Reading this account of liturgical singing in the early Church, one marvels at the detective work of Dr. Page, a reader in Medieval Literature and Musicology at Cambridge. No musical scores survived this period (staff notation itself was first developed in the 11th century, as an aid to church singers) and our knowledge of early liturgical practices is decidedly sketchy. But Page ferrets out bits of evidence from unlikely sources-funerary epitaphs, cathedral architecture, fragmentary chronicles, saints' lives-to construct a fascinating picture of how the Church's musical ministry emerged, and flourished. As he recreates the social context of psaltes, lectors, cantors, monks, and scholae cantorum
(the specialized groups who originated Gregorian chant), Page gives us 'people, real flesh and blood,' as one reviewer notes. 'We have a full list of those who gathered for a Eucharist at Abitina in North Africa in February 304, and what they sang before they were marched off to be martyred.' There are glimpses of early talent scouting, with priests on the lookout for musical ability among orphaned boys, and of outright jealousy: one 10th-century composer 'studied music in secret, on account of the envious.' Enhancing the book's exhaustive research and literary pleasures are color photographs of mosaics, tombs, landscapes, and medieval cathedrals, all on art-quality paper.
An Eighth Day View:
A renowned scholar and musician presents a new and innovative exploration of the beginnings of Western musical art.
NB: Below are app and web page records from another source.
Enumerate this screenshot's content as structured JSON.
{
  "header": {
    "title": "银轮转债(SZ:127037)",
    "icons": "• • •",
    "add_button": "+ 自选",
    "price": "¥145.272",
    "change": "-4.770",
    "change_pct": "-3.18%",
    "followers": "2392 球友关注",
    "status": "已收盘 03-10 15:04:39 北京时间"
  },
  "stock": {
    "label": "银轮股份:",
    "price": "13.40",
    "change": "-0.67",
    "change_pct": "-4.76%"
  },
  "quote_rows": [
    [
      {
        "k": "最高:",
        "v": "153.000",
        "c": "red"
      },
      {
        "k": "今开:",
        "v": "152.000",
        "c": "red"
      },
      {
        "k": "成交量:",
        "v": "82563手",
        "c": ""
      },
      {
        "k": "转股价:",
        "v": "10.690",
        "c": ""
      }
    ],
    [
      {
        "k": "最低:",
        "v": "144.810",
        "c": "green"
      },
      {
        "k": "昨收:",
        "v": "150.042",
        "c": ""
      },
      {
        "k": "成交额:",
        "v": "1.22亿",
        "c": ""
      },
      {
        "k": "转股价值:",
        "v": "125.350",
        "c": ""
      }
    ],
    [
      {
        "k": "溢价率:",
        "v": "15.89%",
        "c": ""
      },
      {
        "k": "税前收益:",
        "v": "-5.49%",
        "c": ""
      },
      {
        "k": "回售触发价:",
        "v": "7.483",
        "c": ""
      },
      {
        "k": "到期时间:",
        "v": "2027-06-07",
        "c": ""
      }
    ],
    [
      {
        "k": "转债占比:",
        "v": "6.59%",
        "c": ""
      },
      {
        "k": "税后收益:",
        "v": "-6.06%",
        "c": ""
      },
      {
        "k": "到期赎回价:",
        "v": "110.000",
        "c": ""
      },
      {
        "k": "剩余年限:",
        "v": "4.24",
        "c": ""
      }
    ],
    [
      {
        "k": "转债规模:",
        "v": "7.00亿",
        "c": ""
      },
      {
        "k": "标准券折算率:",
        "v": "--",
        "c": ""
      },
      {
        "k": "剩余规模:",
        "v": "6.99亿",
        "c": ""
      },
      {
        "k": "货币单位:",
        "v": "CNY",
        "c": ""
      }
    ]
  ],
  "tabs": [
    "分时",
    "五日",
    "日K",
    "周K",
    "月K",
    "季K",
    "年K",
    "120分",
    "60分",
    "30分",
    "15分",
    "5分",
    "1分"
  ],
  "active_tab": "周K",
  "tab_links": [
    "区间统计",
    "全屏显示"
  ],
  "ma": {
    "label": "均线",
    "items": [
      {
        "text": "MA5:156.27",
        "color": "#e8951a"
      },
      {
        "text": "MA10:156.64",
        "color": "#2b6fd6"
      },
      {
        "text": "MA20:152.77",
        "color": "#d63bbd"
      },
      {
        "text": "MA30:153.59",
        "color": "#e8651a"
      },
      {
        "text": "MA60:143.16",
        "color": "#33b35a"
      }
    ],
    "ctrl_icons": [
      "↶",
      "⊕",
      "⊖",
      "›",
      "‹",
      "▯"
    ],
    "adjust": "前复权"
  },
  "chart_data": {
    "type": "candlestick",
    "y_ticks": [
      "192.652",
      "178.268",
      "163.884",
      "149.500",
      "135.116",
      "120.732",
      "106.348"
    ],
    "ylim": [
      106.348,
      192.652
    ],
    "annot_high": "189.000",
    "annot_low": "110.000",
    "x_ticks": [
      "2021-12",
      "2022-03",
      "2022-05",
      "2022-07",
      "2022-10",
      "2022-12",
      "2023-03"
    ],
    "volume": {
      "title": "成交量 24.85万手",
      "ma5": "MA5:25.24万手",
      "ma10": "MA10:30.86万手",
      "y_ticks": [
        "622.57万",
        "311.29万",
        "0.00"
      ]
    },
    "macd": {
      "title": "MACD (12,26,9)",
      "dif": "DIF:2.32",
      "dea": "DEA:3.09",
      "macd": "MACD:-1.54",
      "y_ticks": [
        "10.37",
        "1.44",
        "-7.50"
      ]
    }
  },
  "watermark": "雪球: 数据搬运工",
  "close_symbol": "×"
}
Beginning in the time of the New Testament, when Christians began to develop an art of ritual singing with an African and Asian background, Christopher Page traces the history of music in Europe through the development of Gregorian chant--a music that has profoundly influenced the way Westerners hear--to the invention of the musical staff, regarded as the fundamental technology of Western music. Page places the history of the singers who performed this music against the social, political and economic life of a Western Europe slowly being remade after the collapse of Roman power. His book will be of interest to historians, musicologists, performing musicians, and general readers who are keen to explore the beginnings of Western musical art.